[Web page and app entries]
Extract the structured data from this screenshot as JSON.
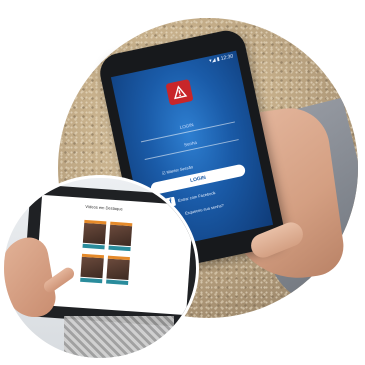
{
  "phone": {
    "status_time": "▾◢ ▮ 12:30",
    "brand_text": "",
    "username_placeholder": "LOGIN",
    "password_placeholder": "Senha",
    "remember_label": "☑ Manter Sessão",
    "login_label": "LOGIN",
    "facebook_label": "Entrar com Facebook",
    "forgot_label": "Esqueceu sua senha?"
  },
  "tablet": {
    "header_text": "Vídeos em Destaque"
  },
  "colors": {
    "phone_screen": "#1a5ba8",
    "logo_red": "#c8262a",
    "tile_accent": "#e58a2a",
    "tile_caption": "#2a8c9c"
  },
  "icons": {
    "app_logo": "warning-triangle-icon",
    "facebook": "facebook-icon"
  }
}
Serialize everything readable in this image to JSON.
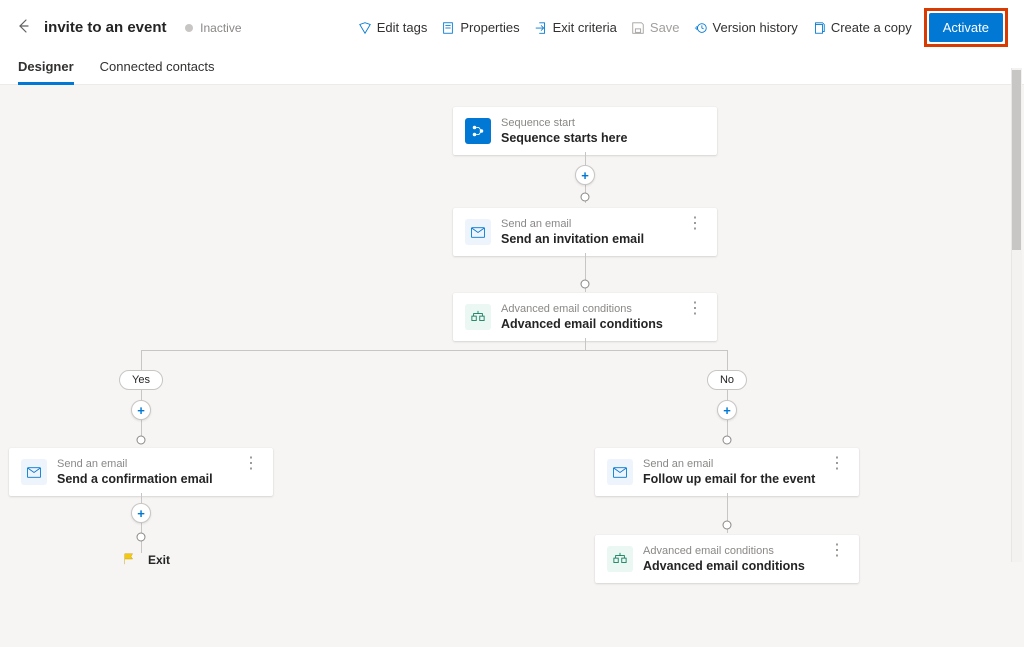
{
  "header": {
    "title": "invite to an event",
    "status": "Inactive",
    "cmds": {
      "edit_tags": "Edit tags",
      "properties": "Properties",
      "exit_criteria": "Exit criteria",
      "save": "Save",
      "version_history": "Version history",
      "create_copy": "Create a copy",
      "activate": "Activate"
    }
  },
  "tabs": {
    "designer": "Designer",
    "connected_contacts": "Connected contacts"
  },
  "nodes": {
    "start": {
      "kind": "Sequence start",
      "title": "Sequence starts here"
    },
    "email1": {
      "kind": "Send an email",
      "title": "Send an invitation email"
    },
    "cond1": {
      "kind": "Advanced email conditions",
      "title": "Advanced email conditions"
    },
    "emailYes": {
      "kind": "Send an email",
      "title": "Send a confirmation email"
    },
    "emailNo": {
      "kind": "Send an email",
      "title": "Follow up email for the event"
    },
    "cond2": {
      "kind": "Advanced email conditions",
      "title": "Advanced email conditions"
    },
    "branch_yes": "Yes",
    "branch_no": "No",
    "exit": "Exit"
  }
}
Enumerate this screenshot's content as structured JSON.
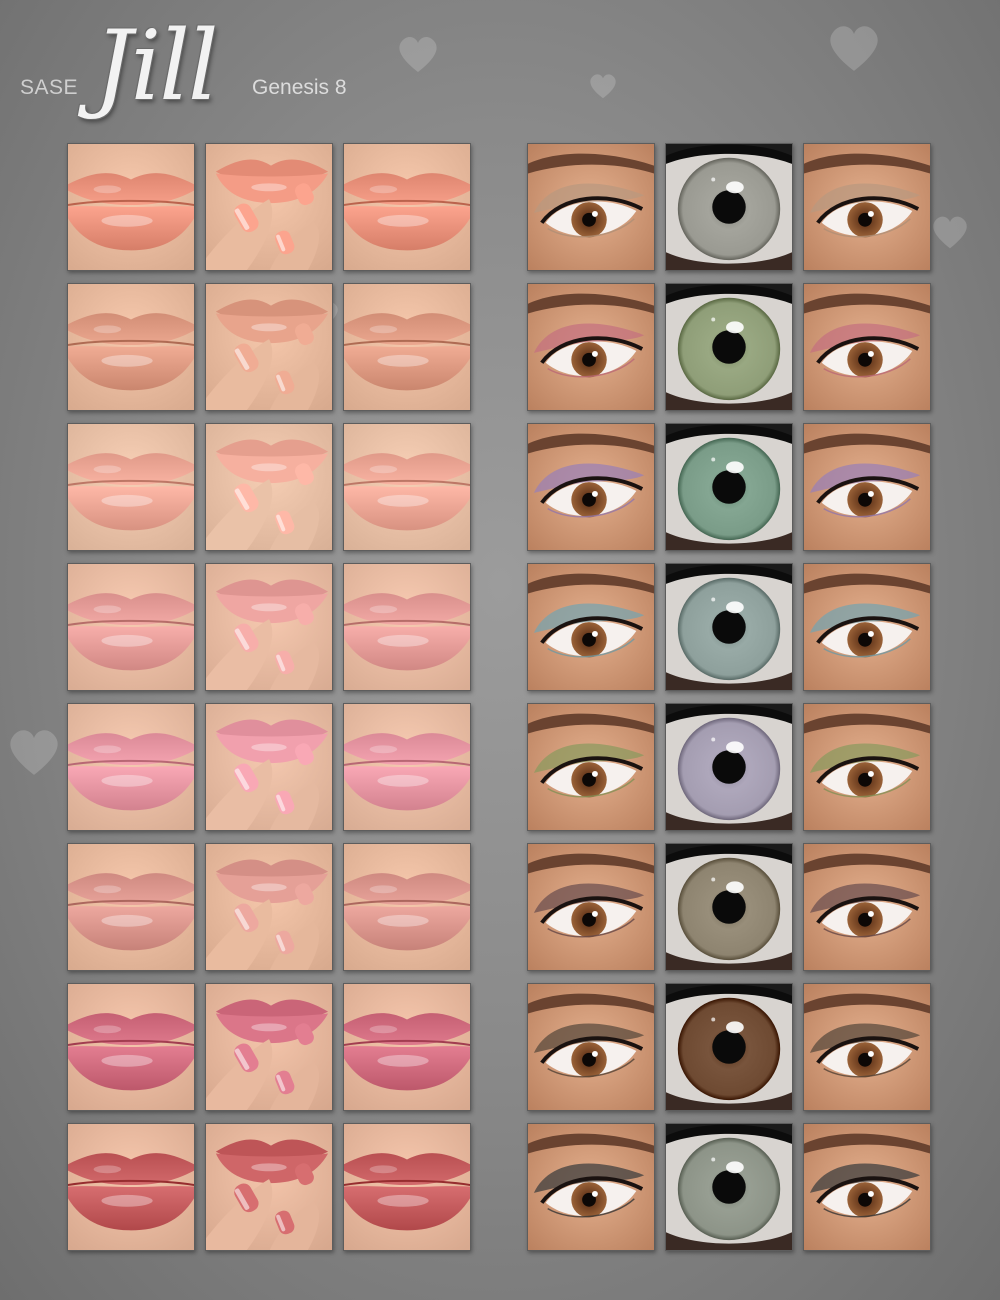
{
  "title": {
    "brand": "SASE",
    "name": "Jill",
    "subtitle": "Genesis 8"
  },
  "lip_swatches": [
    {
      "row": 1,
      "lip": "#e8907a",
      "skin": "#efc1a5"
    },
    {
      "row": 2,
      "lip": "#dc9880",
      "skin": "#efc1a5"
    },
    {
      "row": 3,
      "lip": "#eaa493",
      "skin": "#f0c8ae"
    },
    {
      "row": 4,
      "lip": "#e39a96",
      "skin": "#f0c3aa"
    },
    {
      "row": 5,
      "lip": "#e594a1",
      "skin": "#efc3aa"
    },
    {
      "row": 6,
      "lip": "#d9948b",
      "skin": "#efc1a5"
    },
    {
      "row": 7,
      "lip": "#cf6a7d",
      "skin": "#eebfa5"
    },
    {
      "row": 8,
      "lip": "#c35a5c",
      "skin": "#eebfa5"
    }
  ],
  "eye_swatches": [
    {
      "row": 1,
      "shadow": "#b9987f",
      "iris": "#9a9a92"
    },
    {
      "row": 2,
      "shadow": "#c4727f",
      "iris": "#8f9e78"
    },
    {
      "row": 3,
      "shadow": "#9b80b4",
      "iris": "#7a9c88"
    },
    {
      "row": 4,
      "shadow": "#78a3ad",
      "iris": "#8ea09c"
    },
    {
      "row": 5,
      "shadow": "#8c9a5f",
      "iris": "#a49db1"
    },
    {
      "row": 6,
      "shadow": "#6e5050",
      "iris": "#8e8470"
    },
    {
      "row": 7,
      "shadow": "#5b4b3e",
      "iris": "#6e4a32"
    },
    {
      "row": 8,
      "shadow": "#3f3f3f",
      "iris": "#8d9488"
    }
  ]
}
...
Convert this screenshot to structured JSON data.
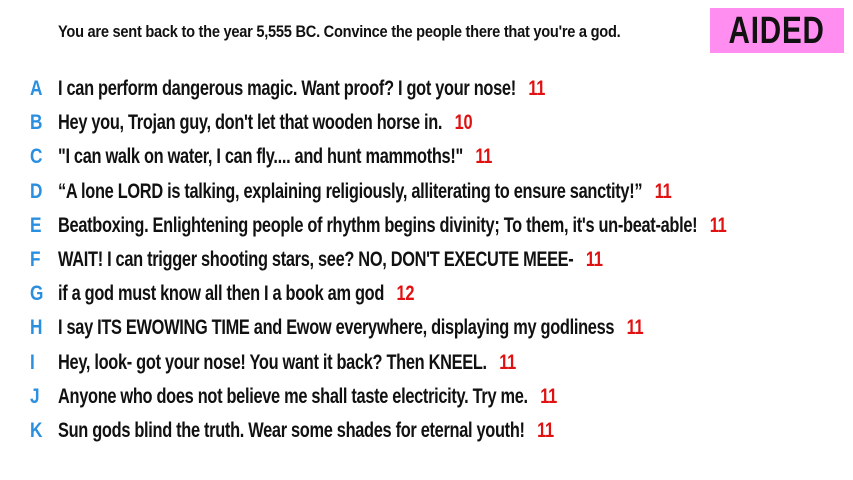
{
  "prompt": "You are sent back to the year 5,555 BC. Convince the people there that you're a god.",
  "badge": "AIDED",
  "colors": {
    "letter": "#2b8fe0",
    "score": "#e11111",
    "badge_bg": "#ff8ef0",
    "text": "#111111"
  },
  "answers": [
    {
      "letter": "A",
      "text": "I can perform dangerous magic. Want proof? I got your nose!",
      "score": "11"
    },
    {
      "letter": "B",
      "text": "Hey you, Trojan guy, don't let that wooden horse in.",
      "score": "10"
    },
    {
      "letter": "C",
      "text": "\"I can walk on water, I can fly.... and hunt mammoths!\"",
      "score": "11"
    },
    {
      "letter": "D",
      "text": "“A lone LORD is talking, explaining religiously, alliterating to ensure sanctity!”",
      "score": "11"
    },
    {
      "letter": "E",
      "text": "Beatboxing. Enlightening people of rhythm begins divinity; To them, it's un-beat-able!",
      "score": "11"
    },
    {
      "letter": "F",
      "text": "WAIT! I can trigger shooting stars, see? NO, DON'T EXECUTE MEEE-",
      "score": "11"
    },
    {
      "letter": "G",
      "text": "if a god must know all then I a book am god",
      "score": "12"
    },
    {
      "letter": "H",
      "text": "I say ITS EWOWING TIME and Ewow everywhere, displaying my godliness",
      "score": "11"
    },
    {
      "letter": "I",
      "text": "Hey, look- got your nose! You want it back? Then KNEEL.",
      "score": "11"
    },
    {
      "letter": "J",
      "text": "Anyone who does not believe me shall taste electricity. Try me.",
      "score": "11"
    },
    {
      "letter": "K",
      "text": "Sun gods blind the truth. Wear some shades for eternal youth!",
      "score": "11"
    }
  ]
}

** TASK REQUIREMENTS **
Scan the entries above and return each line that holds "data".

** OUTPUT **
Extract the structured data from this screenshot as JSON.
Convert this screenshot to structured JSON data.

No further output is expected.